* _What is expected_
Please read the records below and return each line holding the string "Hoàng".

══════════════════════════════

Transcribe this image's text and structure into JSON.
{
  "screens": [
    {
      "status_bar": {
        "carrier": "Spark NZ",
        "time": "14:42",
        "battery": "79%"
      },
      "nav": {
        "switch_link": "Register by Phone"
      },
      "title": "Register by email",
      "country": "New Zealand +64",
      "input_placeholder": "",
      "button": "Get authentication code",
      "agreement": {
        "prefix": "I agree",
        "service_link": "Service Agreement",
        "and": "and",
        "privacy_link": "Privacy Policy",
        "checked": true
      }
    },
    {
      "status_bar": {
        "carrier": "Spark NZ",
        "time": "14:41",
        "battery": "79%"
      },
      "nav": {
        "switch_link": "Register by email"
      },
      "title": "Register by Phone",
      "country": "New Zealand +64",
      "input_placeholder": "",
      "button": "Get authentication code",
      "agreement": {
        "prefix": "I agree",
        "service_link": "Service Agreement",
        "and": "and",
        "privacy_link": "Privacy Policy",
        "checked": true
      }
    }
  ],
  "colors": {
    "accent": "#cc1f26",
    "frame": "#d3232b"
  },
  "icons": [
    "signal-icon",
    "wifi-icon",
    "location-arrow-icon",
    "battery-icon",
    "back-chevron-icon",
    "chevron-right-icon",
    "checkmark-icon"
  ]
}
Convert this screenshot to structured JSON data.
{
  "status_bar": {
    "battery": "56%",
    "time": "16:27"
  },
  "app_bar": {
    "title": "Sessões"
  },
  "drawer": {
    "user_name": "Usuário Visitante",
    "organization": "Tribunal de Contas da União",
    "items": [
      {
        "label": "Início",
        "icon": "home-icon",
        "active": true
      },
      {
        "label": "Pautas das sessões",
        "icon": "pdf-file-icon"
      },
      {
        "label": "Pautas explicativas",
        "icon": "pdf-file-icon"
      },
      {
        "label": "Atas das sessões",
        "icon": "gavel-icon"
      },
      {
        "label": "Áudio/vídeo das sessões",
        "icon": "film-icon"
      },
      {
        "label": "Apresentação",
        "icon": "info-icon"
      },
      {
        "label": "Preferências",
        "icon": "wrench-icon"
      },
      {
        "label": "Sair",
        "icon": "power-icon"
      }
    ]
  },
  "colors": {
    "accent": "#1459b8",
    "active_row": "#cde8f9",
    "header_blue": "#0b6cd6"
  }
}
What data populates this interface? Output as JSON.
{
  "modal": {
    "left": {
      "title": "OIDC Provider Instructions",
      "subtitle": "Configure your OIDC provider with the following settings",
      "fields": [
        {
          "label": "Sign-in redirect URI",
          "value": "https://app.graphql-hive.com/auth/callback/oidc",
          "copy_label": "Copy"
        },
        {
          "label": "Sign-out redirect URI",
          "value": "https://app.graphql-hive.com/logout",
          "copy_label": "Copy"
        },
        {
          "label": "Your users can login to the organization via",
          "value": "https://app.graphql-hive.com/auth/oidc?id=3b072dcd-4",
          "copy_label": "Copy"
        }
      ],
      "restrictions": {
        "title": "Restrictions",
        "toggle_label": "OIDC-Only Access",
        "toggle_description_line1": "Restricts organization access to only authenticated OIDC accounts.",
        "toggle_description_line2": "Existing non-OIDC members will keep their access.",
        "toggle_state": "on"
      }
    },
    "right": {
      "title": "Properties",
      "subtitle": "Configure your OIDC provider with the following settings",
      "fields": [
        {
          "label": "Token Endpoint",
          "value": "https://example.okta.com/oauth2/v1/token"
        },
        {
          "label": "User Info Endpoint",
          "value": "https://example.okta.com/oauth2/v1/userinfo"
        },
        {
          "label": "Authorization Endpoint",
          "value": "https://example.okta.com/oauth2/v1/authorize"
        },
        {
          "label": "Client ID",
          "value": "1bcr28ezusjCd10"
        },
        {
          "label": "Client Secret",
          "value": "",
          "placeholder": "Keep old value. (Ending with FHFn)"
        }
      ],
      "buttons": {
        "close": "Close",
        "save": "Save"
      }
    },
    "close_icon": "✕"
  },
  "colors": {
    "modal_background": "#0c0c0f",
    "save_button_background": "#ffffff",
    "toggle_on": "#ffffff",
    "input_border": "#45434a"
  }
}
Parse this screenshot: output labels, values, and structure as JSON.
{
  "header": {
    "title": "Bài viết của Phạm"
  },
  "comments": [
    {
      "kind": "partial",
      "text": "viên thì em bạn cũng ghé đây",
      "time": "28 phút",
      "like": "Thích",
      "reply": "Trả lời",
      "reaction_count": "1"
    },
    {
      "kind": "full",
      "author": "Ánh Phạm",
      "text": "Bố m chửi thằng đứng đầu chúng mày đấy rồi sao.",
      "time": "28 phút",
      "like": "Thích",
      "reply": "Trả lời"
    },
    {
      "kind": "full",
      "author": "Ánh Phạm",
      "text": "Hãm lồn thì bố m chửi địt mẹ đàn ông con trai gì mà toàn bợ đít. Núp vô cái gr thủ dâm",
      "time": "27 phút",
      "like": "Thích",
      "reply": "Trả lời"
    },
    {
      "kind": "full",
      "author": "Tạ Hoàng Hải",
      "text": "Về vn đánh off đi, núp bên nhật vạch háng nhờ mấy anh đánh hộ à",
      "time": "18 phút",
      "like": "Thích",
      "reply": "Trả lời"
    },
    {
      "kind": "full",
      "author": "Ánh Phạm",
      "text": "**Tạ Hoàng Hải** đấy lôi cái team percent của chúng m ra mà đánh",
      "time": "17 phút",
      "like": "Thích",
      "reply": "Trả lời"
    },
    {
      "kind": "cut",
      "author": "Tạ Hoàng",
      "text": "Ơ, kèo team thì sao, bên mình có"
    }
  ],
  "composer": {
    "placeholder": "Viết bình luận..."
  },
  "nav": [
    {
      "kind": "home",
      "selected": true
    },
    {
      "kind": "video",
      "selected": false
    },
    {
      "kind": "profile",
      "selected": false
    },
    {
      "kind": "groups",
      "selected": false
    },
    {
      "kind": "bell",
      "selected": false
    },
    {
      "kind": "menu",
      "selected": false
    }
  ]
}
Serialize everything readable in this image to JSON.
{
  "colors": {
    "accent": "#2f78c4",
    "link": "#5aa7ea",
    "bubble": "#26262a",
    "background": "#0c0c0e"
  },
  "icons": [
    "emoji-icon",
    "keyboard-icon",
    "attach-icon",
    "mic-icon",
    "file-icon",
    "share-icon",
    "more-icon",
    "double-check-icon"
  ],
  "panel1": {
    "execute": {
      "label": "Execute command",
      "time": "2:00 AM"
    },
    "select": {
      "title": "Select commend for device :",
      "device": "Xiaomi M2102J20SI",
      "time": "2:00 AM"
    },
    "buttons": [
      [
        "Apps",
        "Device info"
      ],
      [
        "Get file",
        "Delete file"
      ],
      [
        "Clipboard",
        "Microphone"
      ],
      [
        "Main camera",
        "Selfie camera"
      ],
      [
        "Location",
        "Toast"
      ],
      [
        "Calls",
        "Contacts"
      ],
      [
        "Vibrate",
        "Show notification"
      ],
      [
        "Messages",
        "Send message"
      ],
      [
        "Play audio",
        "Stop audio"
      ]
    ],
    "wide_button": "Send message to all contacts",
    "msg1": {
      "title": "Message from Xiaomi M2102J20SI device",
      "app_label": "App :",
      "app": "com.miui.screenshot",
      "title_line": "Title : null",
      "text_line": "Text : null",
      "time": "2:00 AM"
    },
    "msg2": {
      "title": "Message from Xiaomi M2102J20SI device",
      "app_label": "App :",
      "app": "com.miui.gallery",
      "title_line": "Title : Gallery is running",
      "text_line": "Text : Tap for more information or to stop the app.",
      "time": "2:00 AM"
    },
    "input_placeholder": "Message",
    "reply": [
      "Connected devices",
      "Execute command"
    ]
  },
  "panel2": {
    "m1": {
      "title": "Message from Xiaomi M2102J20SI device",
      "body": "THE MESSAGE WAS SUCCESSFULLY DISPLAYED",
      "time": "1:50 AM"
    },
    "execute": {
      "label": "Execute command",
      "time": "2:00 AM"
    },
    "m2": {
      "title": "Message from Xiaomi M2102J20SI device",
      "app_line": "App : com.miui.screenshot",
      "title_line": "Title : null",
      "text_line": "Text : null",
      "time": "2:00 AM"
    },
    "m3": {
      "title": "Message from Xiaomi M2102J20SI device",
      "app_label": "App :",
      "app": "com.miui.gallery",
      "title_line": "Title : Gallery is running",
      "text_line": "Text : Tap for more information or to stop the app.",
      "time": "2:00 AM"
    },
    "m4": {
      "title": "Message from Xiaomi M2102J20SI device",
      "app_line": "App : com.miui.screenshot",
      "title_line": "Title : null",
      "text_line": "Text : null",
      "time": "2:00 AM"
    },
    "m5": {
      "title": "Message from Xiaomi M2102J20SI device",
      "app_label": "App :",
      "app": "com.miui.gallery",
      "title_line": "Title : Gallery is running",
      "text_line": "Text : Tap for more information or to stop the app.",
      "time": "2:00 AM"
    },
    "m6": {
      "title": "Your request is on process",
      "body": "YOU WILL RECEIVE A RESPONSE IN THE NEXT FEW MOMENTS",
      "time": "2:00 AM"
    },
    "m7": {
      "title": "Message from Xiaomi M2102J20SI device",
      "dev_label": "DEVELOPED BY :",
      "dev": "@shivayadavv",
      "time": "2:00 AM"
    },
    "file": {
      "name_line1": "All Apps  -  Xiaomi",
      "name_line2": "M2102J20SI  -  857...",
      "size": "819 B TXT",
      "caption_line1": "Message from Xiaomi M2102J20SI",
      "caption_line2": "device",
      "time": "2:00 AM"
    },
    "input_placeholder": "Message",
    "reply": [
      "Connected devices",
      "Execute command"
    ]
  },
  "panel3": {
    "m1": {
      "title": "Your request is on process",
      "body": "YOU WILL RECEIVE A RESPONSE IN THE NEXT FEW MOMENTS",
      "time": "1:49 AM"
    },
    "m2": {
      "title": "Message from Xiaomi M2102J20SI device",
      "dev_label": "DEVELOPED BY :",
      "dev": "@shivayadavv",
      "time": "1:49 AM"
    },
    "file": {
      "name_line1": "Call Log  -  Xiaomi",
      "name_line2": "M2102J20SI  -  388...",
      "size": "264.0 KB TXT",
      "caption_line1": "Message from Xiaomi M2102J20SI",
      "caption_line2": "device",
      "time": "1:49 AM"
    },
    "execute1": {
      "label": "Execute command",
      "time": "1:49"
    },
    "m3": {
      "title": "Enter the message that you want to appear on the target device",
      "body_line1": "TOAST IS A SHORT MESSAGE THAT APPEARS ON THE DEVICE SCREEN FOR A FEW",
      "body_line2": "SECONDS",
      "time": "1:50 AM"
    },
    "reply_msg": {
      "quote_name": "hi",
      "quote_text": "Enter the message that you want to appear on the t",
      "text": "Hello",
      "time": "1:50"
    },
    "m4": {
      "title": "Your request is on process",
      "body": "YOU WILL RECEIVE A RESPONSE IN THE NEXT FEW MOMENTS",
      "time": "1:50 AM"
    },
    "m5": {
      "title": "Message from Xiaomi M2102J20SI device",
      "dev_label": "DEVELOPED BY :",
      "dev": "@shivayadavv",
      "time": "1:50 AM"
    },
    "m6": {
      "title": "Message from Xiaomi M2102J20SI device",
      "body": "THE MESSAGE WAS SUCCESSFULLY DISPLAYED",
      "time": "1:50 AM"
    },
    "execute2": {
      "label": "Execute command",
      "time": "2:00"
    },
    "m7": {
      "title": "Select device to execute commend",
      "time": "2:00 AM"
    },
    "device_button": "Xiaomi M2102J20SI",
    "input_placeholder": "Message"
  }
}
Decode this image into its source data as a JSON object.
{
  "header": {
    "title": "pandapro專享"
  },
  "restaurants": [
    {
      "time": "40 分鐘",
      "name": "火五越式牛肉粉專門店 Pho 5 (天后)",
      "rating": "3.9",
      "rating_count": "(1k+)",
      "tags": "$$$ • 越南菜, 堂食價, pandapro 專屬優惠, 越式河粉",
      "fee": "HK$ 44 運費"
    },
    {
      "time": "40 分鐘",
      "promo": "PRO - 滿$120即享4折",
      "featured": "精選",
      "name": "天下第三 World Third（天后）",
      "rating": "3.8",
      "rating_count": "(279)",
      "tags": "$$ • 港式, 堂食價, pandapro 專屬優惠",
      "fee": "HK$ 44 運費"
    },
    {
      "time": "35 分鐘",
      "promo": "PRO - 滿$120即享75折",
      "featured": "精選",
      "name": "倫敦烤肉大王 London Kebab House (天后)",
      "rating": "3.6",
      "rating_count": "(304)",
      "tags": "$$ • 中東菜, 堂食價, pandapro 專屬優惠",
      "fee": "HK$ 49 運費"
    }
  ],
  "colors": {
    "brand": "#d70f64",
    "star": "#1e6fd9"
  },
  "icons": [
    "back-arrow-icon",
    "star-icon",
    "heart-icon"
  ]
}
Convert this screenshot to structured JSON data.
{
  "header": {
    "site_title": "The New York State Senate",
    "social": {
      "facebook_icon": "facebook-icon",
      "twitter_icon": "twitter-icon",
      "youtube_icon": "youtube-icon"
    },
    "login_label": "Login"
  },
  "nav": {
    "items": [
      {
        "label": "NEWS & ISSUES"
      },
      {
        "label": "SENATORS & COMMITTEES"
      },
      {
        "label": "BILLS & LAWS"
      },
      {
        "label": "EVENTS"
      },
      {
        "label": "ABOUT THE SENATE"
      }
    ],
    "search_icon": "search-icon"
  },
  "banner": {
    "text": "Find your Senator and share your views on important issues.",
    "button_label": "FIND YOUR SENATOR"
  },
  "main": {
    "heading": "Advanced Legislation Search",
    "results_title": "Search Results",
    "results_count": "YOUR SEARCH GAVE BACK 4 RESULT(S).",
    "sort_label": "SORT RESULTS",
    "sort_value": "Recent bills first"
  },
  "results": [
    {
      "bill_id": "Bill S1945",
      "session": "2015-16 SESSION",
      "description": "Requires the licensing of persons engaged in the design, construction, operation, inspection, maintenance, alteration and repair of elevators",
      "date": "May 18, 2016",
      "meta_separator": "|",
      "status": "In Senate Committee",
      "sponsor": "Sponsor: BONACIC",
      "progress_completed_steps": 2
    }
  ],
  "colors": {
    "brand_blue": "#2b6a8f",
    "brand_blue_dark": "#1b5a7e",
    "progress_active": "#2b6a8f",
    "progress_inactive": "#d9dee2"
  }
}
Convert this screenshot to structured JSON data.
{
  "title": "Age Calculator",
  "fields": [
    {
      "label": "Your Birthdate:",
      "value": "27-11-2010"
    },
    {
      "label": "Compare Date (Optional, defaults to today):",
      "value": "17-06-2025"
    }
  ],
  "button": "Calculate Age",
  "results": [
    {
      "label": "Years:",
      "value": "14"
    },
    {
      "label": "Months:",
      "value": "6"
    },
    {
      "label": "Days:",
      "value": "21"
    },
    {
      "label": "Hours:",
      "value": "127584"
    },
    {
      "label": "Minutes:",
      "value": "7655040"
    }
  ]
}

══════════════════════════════

* _Reply_
      "author": "Tạ Hoàng Hải",
      "text": "**Tạ Hoàng Hải** đấy lôi cái team percent của chúng m ra mà đánh",
      "author": "Tạ Hoàng",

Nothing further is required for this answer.